"In 1907, a teacher from Italy proposed a new vision for the modern classroom… She designed a teaching style intended to identify and cultivate the unique potential, interests and aspirations of each learner. She named it after herself: the Montessori Method."

“Project-Based Learning Boosts Student Engagement, Understanding”  Hechinger Report

A Three Step Model For Critical Thinking  Harvard Business Review


Maybe Storytelling Is Actually Inhibiting Cultural Progress?  Medium
"The progression from a (nearly) innate theory of mind to a fixation on stories — narrative — was made in only a few short steps. We went from explaining how and why we did things in the present, to explaining how and why we did things in the past, to explaining how and why others did things in the present, then the past, and finally to explaining how others did things with, to, against, and for still others."


“Digital Minimalism” And “How To Do Nothing” — On The Attention Economy  New Yorker


How Flocks Of Birds Can Inform Autonomous Vehicles  Stanford
"No one tells birds and other animals how to move together without colliding.
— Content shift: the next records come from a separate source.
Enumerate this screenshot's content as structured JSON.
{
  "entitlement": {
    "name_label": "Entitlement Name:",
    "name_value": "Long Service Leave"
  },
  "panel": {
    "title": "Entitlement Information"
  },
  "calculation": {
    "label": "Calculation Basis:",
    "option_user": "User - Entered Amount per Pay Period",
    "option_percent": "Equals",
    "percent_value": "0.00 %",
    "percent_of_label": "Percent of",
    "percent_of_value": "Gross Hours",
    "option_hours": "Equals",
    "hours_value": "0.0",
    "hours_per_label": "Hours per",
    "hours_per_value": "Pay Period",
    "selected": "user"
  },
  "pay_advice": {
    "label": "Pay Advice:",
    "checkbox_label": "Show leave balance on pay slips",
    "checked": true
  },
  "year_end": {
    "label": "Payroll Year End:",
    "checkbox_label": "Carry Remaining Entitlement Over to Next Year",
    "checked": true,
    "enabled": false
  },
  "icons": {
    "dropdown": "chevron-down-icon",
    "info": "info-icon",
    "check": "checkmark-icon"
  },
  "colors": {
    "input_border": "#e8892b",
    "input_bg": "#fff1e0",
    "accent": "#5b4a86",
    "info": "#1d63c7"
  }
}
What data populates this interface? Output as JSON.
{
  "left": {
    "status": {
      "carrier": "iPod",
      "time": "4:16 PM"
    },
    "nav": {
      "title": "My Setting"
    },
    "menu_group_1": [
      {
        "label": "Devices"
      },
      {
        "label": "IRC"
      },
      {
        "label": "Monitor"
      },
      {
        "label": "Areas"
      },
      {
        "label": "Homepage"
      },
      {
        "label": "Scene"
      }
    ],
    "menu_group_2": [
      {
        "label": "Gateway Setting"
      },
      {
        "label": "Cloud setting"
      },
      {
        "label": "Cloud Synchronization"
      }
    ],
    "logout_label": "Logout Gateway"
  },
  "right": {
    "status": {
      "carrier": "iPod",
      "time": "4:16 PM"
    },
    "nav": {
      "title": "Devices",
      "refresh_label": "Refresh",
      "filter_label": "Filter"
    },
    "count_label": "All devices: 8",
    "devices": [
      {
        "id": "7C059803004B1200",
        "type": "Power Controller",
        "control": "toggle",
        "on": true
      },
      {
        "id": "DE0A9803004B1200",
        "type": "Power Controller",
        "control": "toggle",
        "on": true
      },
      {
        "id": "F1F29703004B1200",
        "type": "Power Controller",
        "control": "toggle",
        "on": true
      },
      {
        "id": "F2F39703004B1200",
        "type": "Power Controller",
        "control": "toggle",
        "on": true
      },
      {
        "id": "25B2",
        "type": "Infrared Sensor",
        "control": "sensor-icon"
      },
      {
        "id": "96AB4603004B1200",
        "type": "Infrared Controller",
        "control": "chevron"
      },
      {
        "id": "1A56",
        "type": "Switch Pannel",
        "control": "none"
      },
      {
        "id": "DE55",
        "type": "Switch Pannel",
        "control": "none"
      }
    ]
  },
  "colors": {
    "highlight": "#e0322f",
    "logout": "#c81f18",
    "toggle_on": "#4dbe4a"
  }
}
Can we examine their behavior to help autonomous vehicles navigate highways and skyways?"

A Program To Connect Local High Tech Workers With HS CS Classes  The 74 Million


Quizbot: The Beginning Of AI Tutors  Stanford
"QuizBot is a new spin on the chatbot formula. It posits factual questions via text, much like a teacher. The student types in answers, asks clarifying questions and requests hints. QuizBot then comprehends and responds conversationally, as if another human is on the other side."

2019 Global Startup Ecosystem Is Its Best And Most Comprehensive Yet  Startup Genome

An Effort To Summarize The Good And Bad Of Education Technology  Brookings


On The Challenges Of Implementing Restorative Justice Models  Hechinger Report

Schools Enlist Students To Work On IT Tech Support  AP News